Penalising Loyalty

People who believe that ‘All good things must come to an end’ might be accused of being pessimists (and it is a good idea to borrow money from pessimists because in theory, they shouldn’t expect to be paid back).

This doesn’t apply to mortgage providers.  Fixed term mortgage deals can be a good thing because they can provide borrowers with certainty and lower repayments – for as long as they last.  If your fixed rate two year mortgage deal is coming to an end Citizens Advice has found that you could end up paying (on average) more than £400 a year extra if you go on to your lender’s standard variable rate.  Most commonly fixed rate periods are two or three years although they can be longer.

Using data provided in a Bank of England/NMG survey of over 1,800 mortgage holders and interest rates published by the six largest mortgage providers, Citizens Advice estimates that:

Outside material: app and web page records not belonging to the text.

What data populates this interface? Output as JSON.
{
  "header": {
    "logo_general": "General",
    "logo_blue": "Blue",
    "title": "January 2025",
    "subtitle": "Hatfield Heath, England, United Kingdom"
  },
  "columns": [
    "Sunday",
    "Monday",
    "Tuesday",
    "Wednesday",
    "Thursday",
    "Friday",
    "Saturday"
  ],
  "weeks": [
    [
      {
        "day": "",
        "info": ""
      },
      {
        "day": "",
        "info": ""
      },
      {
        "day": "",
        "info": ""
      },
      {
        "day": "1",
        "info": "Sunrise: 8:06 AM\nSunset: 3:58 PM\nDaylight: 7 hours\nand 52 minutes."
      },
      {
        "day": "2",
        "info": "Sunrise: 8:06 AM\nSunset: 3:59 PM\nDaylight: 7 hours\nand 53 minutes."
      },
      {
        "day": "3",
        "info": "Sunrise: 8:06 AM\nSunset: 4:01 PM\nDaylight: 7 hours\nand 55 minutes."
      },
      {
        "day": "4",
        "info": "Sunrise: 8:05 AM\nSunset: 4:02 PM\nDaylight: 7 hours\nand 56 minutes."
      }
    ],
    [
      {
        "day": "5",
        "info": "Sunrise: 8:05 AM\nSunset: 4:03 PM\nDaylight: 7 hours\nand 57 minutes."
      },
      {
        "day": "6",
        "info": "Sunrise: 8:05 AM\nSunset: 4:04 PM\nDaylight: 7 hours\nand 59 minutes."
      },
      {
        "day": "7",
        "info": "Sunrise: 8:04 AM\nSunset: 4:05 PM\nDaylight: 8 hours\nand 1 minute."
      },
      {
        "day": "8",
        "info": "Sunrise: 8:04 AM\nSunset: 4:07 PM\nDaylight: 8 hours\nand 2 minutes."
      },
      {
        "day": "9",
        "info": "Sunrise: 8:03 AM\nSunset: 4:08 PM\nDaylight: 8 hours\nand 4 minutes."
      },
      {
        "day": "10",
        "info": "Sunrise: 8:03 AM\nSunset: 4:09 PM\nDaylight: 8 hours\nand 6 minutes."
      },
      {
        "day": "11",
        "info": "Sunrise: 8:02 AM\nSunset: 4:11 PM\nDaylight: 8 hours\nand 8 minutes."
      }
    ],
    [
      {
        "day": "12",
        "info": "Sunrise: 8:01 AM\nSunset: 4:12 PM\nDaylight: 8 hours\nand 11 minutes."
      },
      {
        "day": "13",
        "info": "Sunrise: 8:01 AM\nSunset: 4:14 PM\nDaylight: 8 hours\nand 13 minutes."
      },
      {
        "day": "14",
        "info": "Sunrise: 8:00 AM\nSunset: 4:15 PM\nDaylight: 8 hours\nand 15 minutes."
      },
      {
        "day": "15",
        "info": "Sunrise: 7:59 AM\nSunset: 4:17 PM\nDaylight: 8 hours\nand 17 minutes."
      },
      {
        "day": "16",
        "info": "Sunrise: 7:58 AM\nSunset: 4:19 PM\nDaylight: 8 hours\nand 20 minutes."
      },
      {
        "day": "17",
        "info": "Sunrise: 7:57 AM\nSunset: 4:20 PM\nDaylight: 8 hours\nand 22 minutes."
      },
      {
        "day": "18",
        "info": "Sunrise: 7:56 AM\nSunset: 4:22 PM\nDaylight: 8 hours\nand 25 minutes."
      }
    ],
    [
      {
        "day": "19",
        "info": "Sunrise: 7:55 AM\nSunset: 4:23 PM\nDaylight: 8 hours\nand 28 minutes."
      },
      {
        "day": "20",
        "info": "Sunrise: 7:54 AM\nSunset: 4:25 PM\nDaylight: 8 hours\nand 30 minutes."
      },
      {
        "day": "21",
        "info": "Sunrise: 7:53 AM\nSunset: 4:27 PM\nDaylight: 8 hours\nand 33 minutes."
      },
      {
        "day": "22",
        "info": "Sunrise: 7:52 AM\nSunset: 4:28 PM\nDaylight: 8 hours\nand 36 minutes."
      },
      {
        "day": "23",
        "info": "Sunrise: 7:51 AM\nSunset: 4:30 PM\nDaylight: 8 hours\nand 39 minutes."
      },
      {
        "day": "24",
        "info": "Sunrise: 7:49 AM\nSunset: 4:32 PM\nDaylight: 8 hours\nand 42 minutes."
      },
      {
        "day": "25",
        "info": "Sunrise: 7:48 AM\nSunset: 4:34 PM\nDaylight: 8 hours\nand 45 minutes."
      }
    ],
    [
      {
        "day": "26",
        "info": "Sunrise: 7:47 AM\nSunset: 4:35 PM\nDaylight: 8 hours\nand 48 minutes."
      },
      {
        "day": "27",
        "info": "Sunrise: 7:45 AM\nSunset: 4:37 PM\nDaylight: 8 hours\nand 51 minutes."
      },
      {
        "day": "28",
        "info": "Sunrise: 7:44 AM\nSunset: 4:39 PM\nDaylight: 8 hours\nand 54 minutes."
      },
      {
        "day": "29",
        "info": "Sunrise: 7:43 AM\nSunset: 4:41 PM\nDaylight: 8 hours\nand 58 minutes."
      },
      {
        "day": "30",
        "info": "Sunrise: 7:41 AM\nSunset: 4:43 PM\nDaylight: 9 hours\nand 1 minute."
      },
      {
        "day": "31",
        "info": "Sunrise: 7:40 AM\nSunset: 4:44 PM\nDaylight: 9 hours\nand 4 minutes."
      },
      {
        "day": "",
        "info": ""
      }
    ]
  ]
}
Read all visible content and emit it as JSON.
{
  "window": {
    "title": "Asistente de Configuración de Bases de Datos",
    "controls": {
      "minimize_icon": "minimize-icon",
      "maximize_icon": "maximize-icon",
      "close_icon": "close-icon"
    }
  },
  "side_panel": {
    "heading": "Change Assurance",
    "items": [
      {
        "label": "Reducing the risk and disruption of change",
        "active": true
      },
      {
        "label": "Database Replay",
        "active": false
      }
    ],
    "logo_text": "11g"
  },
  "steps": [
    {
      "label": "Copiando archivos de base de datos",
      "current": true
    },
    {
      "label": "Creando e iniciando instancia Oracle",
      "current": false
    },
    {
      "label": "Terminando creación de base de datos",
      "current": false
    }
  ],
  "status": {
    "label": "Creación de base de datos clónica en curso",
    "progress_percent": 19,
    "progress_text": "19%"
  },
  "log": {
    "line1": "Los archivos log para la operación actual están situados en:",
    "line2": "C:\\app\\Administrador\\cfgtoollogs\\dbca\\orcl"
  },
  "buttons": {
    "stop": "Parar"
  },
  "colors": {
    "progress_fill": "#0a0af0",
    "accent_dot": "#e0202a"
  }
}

  • over 80% of people currently paying a standard variable rate would be better off under a new deal (even taking fees and other arrangement costs into account),
  • first time buyers, who typically have more debt and more time left on their mortgage, face paying an extra £1,359 a year once their 2 year fixed deal expires,
  • borrowers with less left to pay on their mortgage might find it cheaper to remain on the standard variable rate, rather than pay fees taking out a new mortgage,
  • nearly a third (29%) of borrowers paying standard variable rate are on a low income.

Citizens Advice is currently exploring how customer loyalty is treated across a range of essential markets, including energy, telecoms and financial services. We often think of loyalty as something that should be rewarded though in reality we find quite a different response from service providers.  In a new report,  ‘Exploring the loyalty penalty in the mortgage market’, Citizens Advice highlights problems with borrowers not being informed by lenders about their options when fixed term deals come to an end.  This is ‘the loyalty penalty’.  As many as two thirds of borrowers said they had never been informed they could save money by switching.

People often find the mortgage market to be complex and frequently don’t have the time to shop around to get the best deal.  A quarter of people who remortgaged said they found it difficult and 39% of customers say they do not have enough time to do more shopping around.  Citizens Advice wants the Financial Conduct Authority to make all lenders provide clear information to new and existing customers about how much they could lose by moving to a standard variable rate.

If you want advice on which mortgage to apply for speak to a financial adviser.If you are having trouble keeping up with the repayments on your existing mortgage or have problems relating to Debt in general, Benefits, Work, Consumer Issues, Relationships, Housing, Law and Rights, Education, Discrimination, Tax and Healthcare you can:

  • call 0344 848 7969 to speak to an assessor or make an appointment to talk to an adviser face-to face. (calls to this service cost the same as calling 01 and 02 numbers included as part of a mobile allowance or a landline call package,
  • visit to access our comprehensive range of information and advice,
  • or follow us on Twitter @ Waverley CAB
Share this article